Mar 302011
 
 March 30, 2011  Laws, Non-U.S.

From the briefing paper that outlines issues in inter-agency sharing of information and reviews various options, the preferred option:

We believe that the greatest promise is held by the concept of an “approved sharing programme”. In two Canadian provinces, Alberta and British Columbia, one of the statutory exceptions to the non-disclosure principle is “a common or integrated programme or service”.36 In neither Act is this phrase defined; instead its meaning is spelt out in guidance. The detail is, as it were, below the surface. Examples given in the Alberta guidelines suggest that the concept is principally focussed on programmes of beneficial service of the Linwood Service Centre kind.37

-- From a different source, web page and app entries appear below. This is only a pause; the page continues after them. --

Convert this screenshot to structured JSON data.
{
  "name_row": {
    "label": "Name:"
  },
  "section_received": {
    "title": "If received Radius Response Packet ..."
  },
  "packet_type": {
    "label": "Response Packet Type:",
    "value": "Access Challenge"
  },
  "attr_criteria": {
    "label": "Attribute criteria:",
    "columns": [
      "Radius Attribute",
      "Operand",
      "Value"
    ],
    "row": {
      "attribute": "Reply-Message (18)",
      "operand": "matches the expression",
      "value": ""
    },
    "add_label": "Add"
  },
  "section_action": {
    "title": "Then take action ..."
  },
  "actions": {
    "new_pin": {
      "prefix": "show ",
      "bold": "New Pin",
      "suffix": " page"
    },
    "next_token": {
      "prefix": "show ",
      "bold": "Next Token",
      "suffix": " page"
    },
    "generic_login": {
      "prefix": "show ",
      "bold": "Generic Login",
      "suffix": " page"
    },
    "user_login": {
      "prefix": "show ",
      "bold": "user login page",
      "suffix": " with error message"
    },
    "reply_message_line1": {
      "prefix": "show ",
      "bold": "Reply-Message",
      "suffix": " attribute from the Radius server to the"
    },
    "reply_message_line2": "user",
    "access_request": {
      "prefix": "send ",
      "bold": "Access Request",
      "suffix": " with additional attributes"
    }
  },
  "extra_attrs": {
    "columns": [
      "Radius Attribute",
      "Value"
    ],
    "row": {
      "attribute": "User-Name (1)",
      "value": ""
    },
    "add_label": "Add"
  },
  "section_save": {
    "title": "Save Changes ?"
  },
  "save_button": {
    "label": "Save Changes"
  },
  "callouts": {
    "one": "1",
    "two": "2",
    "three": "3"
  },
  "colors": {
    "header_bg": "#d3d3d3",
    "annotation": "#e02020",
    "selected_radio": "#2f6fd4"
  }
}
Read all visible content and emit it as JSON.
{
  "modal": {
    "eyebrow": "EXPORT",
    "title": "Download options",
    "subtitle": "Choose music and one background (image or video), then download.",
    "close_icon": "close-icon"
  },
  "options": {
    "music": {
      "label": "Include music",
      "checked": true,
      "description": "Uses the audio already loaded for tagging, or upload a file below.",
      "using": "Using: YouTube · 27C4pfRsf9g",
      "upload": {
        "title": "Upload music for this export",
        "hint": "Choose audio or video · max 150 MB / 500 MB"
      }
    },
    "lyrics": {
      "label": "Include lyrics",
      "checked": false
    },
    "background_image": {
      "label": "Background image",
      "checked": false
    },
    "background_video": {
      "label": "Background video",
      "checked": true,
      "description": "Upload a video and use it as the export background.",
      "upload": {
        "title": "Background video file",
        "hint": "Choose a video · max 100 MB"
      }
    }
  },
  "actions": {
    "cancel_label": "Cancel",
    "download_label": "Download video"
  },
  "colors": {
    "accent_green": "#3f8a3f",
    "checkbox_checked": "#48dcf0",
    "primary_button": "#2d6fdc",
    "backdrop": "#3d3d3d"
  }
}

We think that for New Zealand the Canadian concept should be extended in two ways. First, we think that the exception should cover all types of sharing programmes and not just “beneficial service” programmes. In fact we think it would be quite difficult to isolate such a category. The solution we propose would be a general one which would cover programmes whose sole purpose is to provide holistic service to an individual or family; programmes which envisage the taking of adverse action against an individual; programmes which combine both these things; and programmes which raise at least the possibility that both may be involved. It would also include programmes which are presently dealt with as information matching. In other words, the concept should be the broad one of an “approved information sharing programme”. Secondly, we believe that such programmes should require formal approval by Order in Council, and that legislation should lay down explicit rules for that approval, and clearly prescribe the protections which surround such programmes. Only in this way can the risks that attach to sharing programmes be sufficiently managed and solutions to them be prescribed. The types of programme are likely to vary considerably. Some would involve more agencies, more information, and more risks than others. Some might modify the application of one or more of the information privacy principles in the Privacy Act. The safeguards and checks and balances would need to be proportionate to those varying levels of risk.

Read the full briefing here (pdf).